• **WORK REQUEST**:
Every record is to be printed exactly as it appears.

[Stored data entries]

..............................

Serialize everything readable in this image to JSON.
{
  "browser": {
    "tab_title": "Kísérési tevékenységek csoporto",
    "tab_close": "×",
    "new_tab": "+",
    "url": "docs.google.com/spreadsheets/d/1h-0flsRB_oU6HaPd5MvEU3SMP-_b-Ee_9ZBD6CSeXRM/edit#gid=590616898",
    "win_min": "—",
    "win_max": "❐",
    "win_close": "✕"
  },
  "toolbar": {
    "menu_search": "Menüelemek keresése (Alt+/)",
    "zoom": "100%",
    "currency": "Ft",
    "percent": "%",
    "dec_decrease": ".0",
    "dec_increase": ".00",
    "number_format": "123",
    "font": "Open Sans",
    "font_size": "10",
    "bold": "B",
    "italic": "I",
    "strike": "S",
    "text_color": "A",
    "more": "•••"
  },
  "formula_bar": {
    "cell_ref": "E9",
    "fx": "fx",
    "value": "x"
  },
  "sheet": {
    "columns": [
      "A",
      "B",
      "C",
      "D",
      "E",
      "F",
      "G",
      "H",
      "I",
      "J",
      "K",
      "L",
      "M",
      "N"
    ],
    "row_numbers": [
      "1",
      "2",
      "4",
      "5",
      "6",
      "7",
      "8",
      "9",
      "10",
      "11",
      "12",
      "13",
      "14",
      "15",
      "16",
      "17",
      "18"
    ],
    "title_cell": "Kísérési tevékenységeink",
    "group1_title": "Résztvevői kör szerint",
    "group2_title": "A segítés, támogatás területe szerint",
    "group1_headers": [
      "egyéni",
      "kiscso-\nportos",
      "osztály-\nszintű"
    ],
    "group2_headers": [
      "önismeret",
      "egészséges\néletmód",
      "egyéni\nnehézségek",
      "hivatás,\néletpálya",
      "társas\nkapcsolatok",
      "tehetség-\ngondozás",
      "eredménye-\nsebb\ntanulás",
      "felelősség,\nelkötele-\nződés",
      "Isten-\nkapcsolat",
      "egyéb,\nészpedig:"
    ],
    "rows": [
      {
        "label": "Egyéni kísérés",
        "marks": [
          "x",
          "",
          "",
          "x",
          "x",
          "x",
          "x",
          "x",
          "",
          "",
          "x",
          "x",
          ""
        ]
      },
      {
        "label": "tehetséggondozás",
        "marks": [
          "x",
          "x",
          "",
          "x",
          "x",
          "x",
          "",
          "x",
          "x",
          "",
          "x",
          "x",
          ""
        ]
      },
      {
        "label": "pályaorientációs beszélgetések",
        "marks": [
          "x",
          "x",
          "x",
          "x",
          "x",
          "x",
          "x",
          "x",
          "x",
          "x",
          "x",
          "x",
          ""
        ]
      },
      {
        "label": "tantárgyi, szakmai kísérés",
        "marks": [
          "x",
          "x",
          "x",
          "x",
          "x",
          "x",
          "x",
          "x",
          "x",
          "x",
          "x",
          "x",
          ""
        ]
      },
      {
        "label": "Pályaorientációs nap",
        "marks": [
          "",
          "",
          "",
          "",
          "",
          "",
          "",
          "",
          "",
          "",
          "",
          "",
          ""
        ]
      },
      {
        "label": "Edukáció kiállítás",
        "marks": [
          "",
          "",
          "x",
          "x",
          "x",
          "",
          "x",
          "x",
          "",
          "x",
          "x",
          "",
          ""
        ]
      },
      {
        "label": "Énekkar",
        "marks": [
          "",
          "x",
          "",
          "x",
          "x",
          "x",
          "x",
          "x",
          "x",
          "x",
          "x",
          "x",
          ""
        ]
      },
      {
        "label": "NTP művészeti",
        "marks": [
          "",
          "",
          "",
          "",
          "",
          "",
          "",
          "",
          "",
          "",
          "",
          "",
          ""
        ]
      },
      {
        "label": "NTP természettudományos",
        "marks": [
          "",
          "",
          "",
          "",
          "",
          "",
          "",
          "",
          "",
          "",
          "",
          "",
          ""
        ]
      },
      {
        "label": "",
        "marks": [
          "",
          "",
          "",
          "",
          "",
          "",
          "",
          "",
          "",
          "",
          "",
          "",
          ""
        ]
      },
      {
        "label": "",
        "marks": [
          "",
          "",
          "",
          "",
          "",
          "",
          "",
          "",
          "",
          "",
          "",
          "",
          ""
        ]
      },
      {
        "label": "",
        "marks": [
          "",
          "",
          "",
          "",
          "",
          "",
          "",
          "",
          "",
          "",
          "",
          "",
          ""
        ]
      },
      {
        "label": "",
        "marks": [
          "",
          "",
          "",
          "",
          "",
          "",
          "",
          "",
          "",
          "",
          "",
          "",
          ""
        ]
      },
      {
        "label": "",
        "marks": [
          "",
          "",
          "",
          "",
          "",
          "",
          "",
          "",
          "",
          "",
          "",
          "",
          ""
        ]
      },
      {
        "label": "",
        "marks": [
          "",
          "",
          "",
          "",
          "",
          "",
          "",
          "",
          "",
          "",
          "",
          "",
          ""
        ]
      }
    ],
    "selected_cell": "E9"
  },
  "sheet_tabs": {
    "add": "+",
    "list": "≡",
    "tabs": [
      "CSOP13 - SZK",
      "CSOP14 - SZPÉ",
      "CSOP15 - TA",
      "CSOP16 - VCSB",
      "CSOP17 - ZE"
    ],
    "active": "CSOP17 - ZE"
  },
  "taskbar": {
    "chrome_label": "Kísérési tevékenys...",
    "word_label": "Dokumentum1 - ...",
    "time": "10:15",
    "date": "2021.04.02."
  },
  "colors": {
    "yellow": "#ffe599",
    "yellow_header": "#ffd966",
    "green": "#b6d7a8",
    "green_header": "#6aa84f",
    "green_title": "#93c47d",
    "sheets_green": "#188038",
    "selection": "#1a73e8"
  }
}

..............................

• **YOUR SOLUTION**:
Serialize everything readable in this image to JSON.
{
  "browser": {
    "tab_title": "Kísérési tevékenységek csoporto",
    "tab_close": "×",
    "new_tab": "+",
    "url": "docs.google.com/spreadsheets/d/1h-0flsRB_oU6HaPd5MvEU3SMP-_b-Ee_9ZBD6CSeXRM/edit#gid=590616898",
    "win_min": "—",
    "win_max": "❐",
    "win_close": "✕"
  },
  "toolbar": {
    "menu_search": "Menüelemek keresése (Alt+/)",
    "zoom": "100%",
    "currency": "Ft",
    "percent": "%",
    "dec_decrease": ".0",
    "dec_increase": ".00",
    "number_format": "123",
    "font": "Open Sans",
    "font_size": "10",
    "bold": "B",
    "italic": "I",
    "strike": "S",
    "text_color": "A",
    "more": "•••"
  },
  "formula_bar": {
    "cell_ref": "E9",
    "fx": "fx",
    "value": "x"
  },
  "sheet": {
    "columns": [
      "A",
      "B",
      "C",
      "D",
      "E",
      "F",
      "G",
      "H",
      "I",
      "J",
      "K",
      "L",
      "M",
      "N"
    ],
    "row_numbers": [
      "1",
      "2",
      "4",
      "5",
      "6",
      "7",
      "8",
      "9",
      "10",
      "11",
      "12",
      "13",
      "14",
      "15",
      "16",
      "17",
      "18"
    ],
    "title_cell": "Kísérési tevékenységeink",
    "group1_title": "Résztvevői kör szerint",
    "group2_title": "A segítés, támogatás területe szerint",
    "group1_headers": [
      "egyéni",
      "kiscso-\nportos",
      "osztály-\nszintű"
    ],
    "group2_headers": [
      "önismeret",
      "egészséges\néletmód",
      "egyéni\nnehézségek",
      "hivatás,\néletpálya",
      "társas\nkapcsolatok",
      "tehetség-\ngondozás",
      "eredménye-\nsebb\ntanulás",
      "felelősség,\nelkötele-\nződés",
      "Isten-\nkapcsolat",
      "egyéb,\nészpedig:"
    ],
    "rows": [
      {
        "label": "Egyéni kísérés",
        "marks": [
          "x",
          "",
          "",
          "x",
          "x",
          "x",
          "x",
          "x",
          "",
          "",
          "x",
          "x",
          ""
        ]
      },
      {
        "label": "tehetséggondozás",
        "marks": [
          "x",
          "x",
          "",
          "x",
          "x",
          "x",
          "",
          "x",
          "x",
          "",
          "x",
          "x",
          ""
        ]
      },
      {
        "label": "pályaorientációs beszélgetések",
        "marks": [
          "x",
          "x",
          "x",
          "x",
          "x",
          "x",
          "x",
          "x",
          "x",
          "x",
          "x",
          "x",
          ""
        ]
      },
      {
        "label": "tantárgyi, szakmai kísérés",
        "marks": [
          "x",
          "x",
          "x",
          "x",
          "x",
          "x",
          "x",
          "x",
          "x",
          "x",
          "x",
          "x",
          ""
        ]
      },
      {
        "label": "Pályaorientációs nap",
        "marks": [
          "",
          "",
          "",
          "",
          "",
          "",
          "",
          "",
          "",
          "",
          "",
          "",
          ""
        ]
      },
      {
        "label": "Edukáció kiállítás",
        "marks": [
          "",
          "",
          "x",
          "x",
          "x",
          "",
          "x",
          "x",
          "",
          "x",
          "x",
          "",
          ""
        ]
      },
      {
        "label": "Énekkar",
        "marks": [
          "",
          "x",
          "",
          "x",
          "x",
          "x",
          "x",
          "x",
          "x",
          "x",
          "x",
          "x",
          ""
        ]
      },
      {
        "label": "NTP művészeti",
        "marks": [
          "",
          "",
          "",
          "",
          "",
          "",
          "",
          "",
          "",
          "",
          "",
          "",
          ""
        ]
      },
      {
        "label": "NTP természettudományos",
        "marks": [
          "",
          "",
          "",
          "",
          "",
          "",
          "",
          "",
          "",
          "",
          "",
          "",
          ""
        ]
      },
      {
        "label": "",
        "marks": [
          "",
          "",
          "",
          "",
          "",
          "",
          "",
          "",
          "",
          "",
          "",
          "",
          ""
        ]
      },
      {
        "label": "",
        "marks": [
          "",
          "",
          "",
          "",
          "",
          "",
          "",
          "",
          "",
          "",
          "",
          "",
          ""
        ]
      },
      {
        "label": "",
        "marks": [
          "",
          "",
          "",
          "",
          "",
          "",
          "",
          "",
          "",
          "",
          "",
          "",
          ""
        ]
      },
      {
        "label": "",
        "marks": [
          "",
          "",
          "",
          "",
          "",
          "",
          "",
          "",
          "",
          "",
          "",
          "",
          ""
        ]
      },
      {
        "label": "",
        "marks": [
          "",
          "",
          "",
          "",
          "",
          "",
          "",
          "",
          "",
          "",
          "",
          "",
          ""
        ]
      },
      {
        "label": "",
        "marks": [
          "",
          "",
          "",
          "",
          "",
          "",
          "",
          "",
          "",
          "",
          "",
          "",
          ""
        ]
      }
    ],
    "selected_cell": "E9"
  },
  "sheet_tabs": {
    "add": "+",
    "list": "≡",
    "tabs": [
      "CSOP13 - SZK",
      "CSOP14 - SZPÉ",
      "CSOP15 - TA",
      "CSOP16 - VCSB",
      "CSOP17 - ZE"
    ],
    "active": "CSOP17 - ZE"
  },
  "taskbar": {
    "chrome_label": "Kísérési tevékenys...",
    "word_label": "Dokumentum1 - ...",
    "time": "10:15",
    "date": "2021.04.02."
  },
  "colors": {
    "yellow": "#ffe599",
    "yellow_header": "#ffd966",
    "green": "#b6d7a8",
    "green_header": "#6aa84f",
    "green_title": "#93c47d",
    "sheets_green": "#188038",
    "selection": "#1a73e8"
  }
}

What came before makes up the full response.